There’s a widespread consensus that we are in the middle of a new phase of evolution in digital technology – a phase driven by Artificial Intelligence (AI).
75% of businesses expect AI to transform their organisation within three years; 61% believe it will completely transform their industry in the same time period. According to PwC, 52% of companies have accelerated their AI adoption plans in response to the COVID-19 pandemic.
The perceived benefits of AI are manifold and apply across the full spectrum of industries and business functions. AI leads to smarter decision making and better use of data. It bridges the divide between data-led intelligence and action, opening the door to sophisticated, ‘active’ automation. This can be used both to take on the burden of repetitive, labour-intensive but low-value tasks from people, and to perform complex tasks with a higher degree of accuracy and reliability than human beings are capable of.
All in all, it is estimated that AI could add $13 trillion to the global economy by 2030, or a 1.2% annual boost to GDP.
So where’s all the AI?
Yet the road to an AI-enabled future is not entirely without its bumps and obstacles. We can get a sense of this from the fact that, while businesses are betting on AI for the future, current use remains surprisingly low. Nine out of 10 of the world’s largest organisations have investments in AI, but just 15% actively use it at present.
So what’s holding people back? One issue that stands out is that AI development remains expensive and continues to have a high failure rate.
According to figures from Gartner, only around half of AI projects ever make it from prototype to production, while an eye-watering 85% of projects fail to deliver on their business objectives.
This is not exactly unusual in tech investment. From the dot.com bubble to the first cloud boom, we regularly see much-hyped technologies attract a frenzy of investments in projects that ultimately don’t go anywhere. Before the market in a new technology matures, there is a lot of jumping on the bandwagon rather than thinking strategically about how it can best be used.

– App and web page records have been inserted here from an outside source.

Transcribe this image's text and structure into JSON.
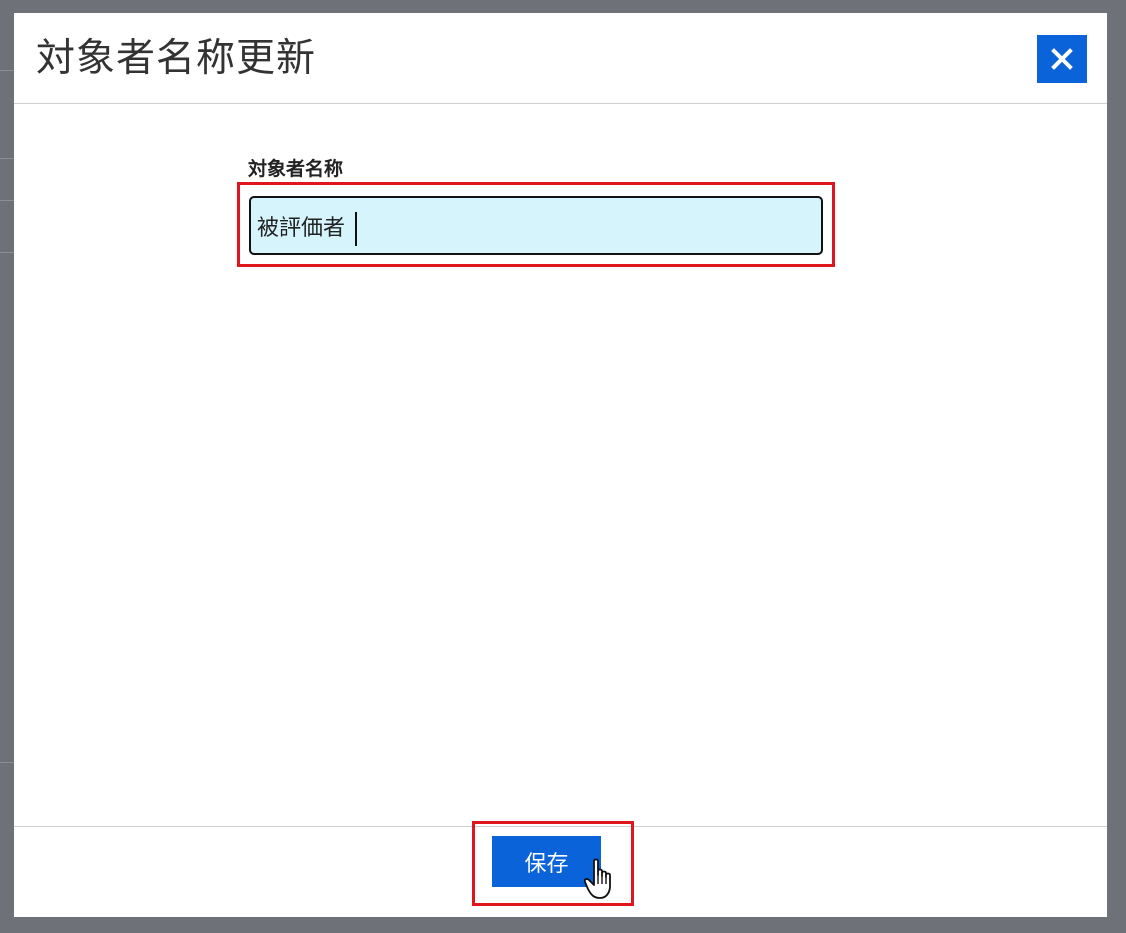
{
  "dialog": {
    "title": "対象者名称更新",
    "close_icon": "close-icon"
  },
  "form": {
    "field_label": "対象者名称",
    "field_value": "被評価者"
  },
  "footer": {
    "save_label": "保存"
  },
  "colors": {
    "accent": "#0a63d8",
    "highlight": "#e0161e",
    "input_background": "#d6f4fc",
    "overlay": "#6e7178"
  }
}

But the high failure rate in AI projects does suggest another, more fundamental issue. And that’s that AI development is complex and technically challenging. Plug-and-play AI tools that integrate seamlessly with your existing IT assets and deliver all the benefits of AI out of the box do exist. But they tend to be at the more ‘lightweight’ end of the AI spectrum – tools like chatbots, sales and marketing automation etc.
Once you get into the realm of Deep Neural Networks, self-driving vehicles, autonomous medical robotics and the like, AI becomes a whole different beast. The more complicated the task, the more precise you need the AI system to be (e.g. to drive a car safely or perform complex surgery, rather than just target an advert at someone), the more demanding the task of programming the required algorithms.
Not only that, the most powerful AI platforms simply cannot exist as off-the-shelf pieces of code. They need an entire infrastructure to support them – a cloud back end with an appropriate amount of processing and network capacity, APIs to allow them to work within your broader IT infrastructure. Many of these things have to be custom built on a project by project basis.
Can AI solve its own development challenges?
All of this adds cost to the AI development process. And as well as sheer complexity, there are other factors that contribute to the high failure rate, such as a shortage of developers with specialist AI programming skills and a patchy approach to models and standardisation.
If you use the analogy of building a car, many AI projects can feel like trying to build the entire thing from scratch from raw materials. What makes production more cost effective, efficient and allows you to scale is having a set of ready-made components available that you simply have to bolt together.
As is so often the case with technology, AI may well end up being the answer to the development challenges it creates. We’re starting to see Machine Learning tools applied to some of the more demanding aspects of AI development.
For example, Galileo is a platform that monitors the development process to highlight potential issues in how the AI application will actually work. It focuses in particular on data modelling, aiming to make the complex and laborious task of data ‘training’ more streamlined and efficient.
It’s not quite AI creating AI, or some dystopian future vision of machines self-replicating. But it does highlight how, if more businesses are to benefit from AI in the near future, AI’s powers perhaps need to be turned inwards to address the issue of cost and complexity in development.